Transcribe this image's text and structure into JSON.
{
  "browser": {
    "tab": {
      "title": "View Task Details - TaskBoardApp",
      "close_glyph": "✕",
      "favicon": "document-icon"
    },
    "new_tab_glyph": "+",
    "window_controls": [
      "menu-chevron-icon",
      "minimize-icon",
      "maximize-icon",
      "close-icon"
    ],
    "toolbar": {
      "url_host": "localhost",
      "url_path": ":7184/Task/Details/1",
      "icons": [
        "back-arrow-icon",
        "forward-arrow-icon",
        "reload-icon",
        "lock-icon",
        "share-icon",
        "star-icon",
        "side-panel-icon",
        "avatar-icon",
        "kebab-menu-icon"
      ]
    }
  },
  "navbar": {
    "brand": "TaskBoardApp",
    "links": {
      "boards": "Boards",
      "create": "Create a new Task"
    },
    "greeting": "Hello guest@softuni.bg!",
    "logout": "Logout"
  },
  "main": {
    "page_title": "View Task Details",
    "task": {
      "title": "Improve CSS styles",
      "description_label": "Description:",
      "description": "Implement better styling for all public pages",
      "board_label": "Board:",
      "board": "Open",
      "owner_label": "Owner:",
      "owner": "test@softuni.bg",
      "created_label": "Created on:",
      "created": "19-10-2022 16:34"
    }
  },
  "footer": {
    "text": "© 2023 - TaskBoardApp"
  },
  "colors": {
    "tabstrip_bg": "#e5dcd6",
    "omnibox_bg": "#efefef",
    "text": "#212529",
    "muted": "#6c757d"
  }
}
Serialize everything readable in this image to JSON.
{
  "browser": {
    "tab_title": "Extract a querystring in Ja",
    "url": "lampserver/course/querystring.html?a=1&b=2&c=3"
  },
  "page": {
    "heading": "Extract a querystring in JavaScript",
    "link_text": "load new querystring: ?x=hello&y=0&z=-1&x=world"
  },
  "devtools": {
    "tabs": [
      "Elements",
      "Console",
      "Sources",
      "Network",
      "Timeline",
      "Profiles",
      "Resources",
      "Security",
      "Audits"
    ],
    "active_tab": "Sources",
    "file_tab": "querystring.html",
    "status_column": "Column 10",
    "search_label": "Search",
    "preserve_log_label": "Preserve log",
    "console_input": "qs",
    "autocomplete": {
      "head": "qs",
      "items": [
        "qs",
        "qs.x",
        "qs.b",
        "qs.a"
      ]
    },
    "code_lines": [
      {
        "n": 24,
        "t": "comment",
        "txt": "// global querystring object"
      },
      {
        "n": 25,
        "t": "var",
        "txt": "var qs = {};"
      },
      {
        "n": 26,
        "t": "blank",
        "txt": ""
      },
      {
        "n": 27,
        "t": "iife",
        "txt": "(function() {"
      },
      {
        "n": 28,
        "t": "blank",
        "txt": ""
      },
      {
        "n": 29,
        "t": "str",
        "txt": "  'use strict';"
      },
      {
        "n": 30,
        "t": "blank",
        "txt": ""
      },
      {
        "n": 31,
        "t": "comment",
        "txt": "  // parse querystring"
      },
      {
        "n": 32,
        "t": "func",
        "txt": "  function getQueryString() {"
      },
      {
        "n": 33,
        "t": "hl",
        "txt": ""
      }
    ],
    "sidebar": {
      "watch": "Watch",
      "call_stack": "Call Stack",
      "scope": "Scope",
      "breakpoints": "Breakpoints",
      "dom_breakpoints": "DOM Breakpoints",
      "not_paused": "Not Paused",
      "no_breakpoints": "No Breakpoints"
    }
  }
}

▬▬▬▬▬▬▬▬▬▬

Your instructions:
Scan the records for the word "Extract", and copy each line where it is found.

Written solution:
    "tab_title": "Extract a querystring in Ja",
    "heading": "Extract a querystring in JavaScript",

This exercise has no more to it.